2023 Independent Grocers Financial Survey: Webinar Key Takeaways

September 7, 2023

By Jim Dudlicek / NGA Director of Communications and External Affairs

Inflation has dominated headlines and bottom lines over the past year, hurting volume and unit sales for independent grocers, Retailers dealt with increases in expenses much like their shoppers, but savvy margin and expense management resulted in net profits that remained above pre-pandemic levels.

In a recent webinar, Bob Graybill, president and CEO of FMS Solutions, analyzed the results of the latest edition of FMS’ annual Independent Grocers Financial Survey, conducted in partnership with NGA.

Reflecting record participation, 521 independent grocers representing nearly 2,000 stores shared their financial and operational data for fiscal year 2022, which ended March 31, 2023.
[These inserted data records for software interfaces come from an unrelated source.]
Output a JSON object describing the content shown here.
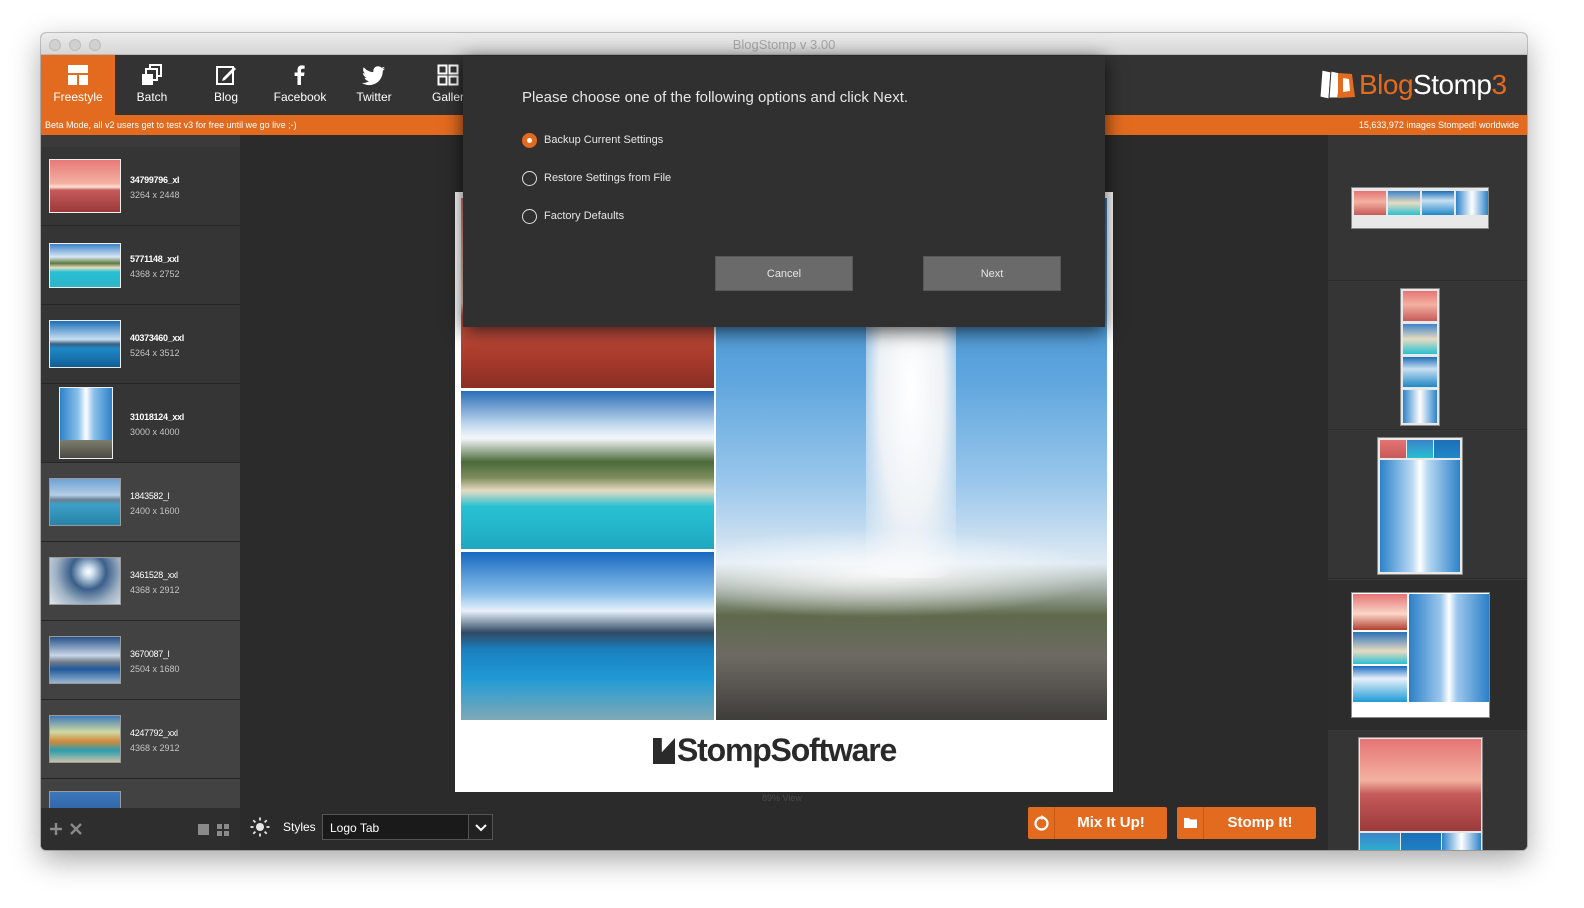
{
  "window": {
    "title": "BlogStomp v 3.00"
  },
  "toolbar": {
    "tabs": [
      {
        "label": "Freestyle",
        "icon": "freestyle-icon"
      },
      {
        "label": "Batch",
        "icon": "batch-icon"
      },
      {
        "label": "Blog",
        "icon": "blog-edit-icon"
      },
      {
        "label": "Facebook",
        "icon": "facebook-icon"
      },
      {
        "label": "Twitter",
        "icon": "twitter-icon"
      },
      {
        "label": "Galler",
        "icon": "gallery-grid-icon"
      }
    ],
    "logo": {
      "part1": "Blog",
      "part2": "Stomp",
      "part3": "3"
    }
  },
  "banner": {
    "left": "Beta Mode, all v2 users get to test v3 for free until we go live ;-)",
    "right": "15,633,972 images Stomped! worldwide"
  },
  "sidebar": {
    "images": [
      {
        "name": "34799796_xl",
        "dims": "3264 x 2448"
      },
      {
        "name": "5771148_xxl",
        "dims": "4368 x 2752"
      },
      {
        "name": "40373460_xxl",
        "dims": "5264 x 3512"
      },
      {
        "name": "31018124_xxl",
        "dims": "3000 x 4000"
      },
      {
        "name": "1843582_l",
        "dims": "2400 x 1600"
      },
      {
        "name": "3461528_xxl",
        "dims": "4368 x 2912"
      },
      {
        "name": "3670087_l",
        "dims": "2504 x 1680"
      },
      {
        "name": "4247792_xxl",
        "dims": "4368 x 2912"
      }
    ]
  },
  "dialog": {
    "title": "Please choose one of the following options and click Next.",
    "options": [
      {
        "label": "Backup Current Settings",
        "checked": true
      },
      {
        "label": "Restore Settings from File",
        "checked": false
      },
      {
        "label": "Factory Defaults",
        "checked": false
      }
    ],
    "cancel": "Cancel",
    "next": "Next"
  },
  "preview": {
    "brand": "StompSoftware",
    "zoom": "89% View"
  },
  "bottom": {
    "styles_label": "Styles",
    "style_value": "Logo Tab",
    "mix": "Mix It Up!",
    "stomp": "Stomp It!"
  },
  "colors": {
    "accent": "#e36b1f",
    "background": "#2b2b2b"
  }
}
Here are some key takeaways from the presentation:

Independents are reinvesting in their businesses. Nearly half (48%) increased their capital expenditures; 34% remodeled one or more stores and 14% added new stores. They’re also continuing to invest in ecommerce, with pickup service leading the growth.

Supply chain challenges persist. 49% of independents say they lost sales because of procurement issues; 47% have had to source from alternate, non-wholesale channels due to more favorable pricing. Still, the average out-of-stock rate dropped to 17.5% from 24.3% in 2021.

Inflation fueled growth, but for most, it was price increases that drove gains, as units and volume were down. Same-store sales grew 4.8%, but adjusting for inflation made it a loss of 3.6%. Average weekly transactions topped 7,200, with an average transaction size of $33.59.

Strongest growth in share of sales by department was in produce (9.7%), deli (7.4%) and bakery (2.8%).

Total store gross margin was unchanged from 2021 as independent grocers kept margins compressed. While expenses increased, as a percentage of inflation-boosted sales they remained relatively unchanged. Total expenses as a percentage of sales fell 0.7%; top expense continues to be labor and benefits, with utilities a distant second. Staff turnover continues to run high, with 57% average store-level turnover; 35% reporting using automation to fill labor gaps.

While net profit and EBITDA were down, the ratios remain highly elevated from their 2019 levels. The profit leader average 7.9%, or 2.8x that of all independents.

Lessons from the profit leaders. Sales reflect a greater focus on fresh, particularly produce, meat, seafood and deli, with higher margins in fresh and center store. Leaders have tighter expense control, including the biggest cost areas of labor, benefits, rent and utilities. They curb shrink with shrink-management programs and drive higher inventory turns. And they invest to make assets work for them, with a lower debt-to-equity ratio.

Inflation is slower for food at home compared to food away from home, an opportunity to serve consumers finding themselves priced out of frequent restaurant dining. This is expected to continue for the rest of 2023. Still, shoppers are still paying as much as 30% more for grocers than they did three years ago, with low savings rates and high credit card debt contributing to the pressure.

Whether or not we’re officially in a recession, all signs point to consumers who are not confident in their spending: 37% say they are financially worse off than a year ago vs. 17% better, and 93% of consumers are concerned about food and beverage inflation. In response to higher prices, 93% are making at least one chance to their grocery shopping habits.

But there’s some good news, too. Consumers say there are plenty of reasons to splurge a little, with only 7% strictly sticking to their shopping list, leaving ample opportunity for incrementality. And despite the gloom, consumer confidence is actually growing, with the index surpassing 64 in June, up from 51.5 a year earlier.

What can you do? Keep up with price checks and increases, and manage the negative narrative on price gouging that is popping up (consumers continue to wildly overestimate grocery profit margin). Capitalize on reasons to splurge a little. Review sales-based bonus programs. Look at volume/units as a measure free of the impact of inflation, but also consider order fill rates and out-of-stocks. Continue to invest in marketing but consider a shift to digital vs. paper and loyalty. Present savings with private labels, bundling and restaurant comparisons.

For more exclusive insights, view a recording of the complete webinar here.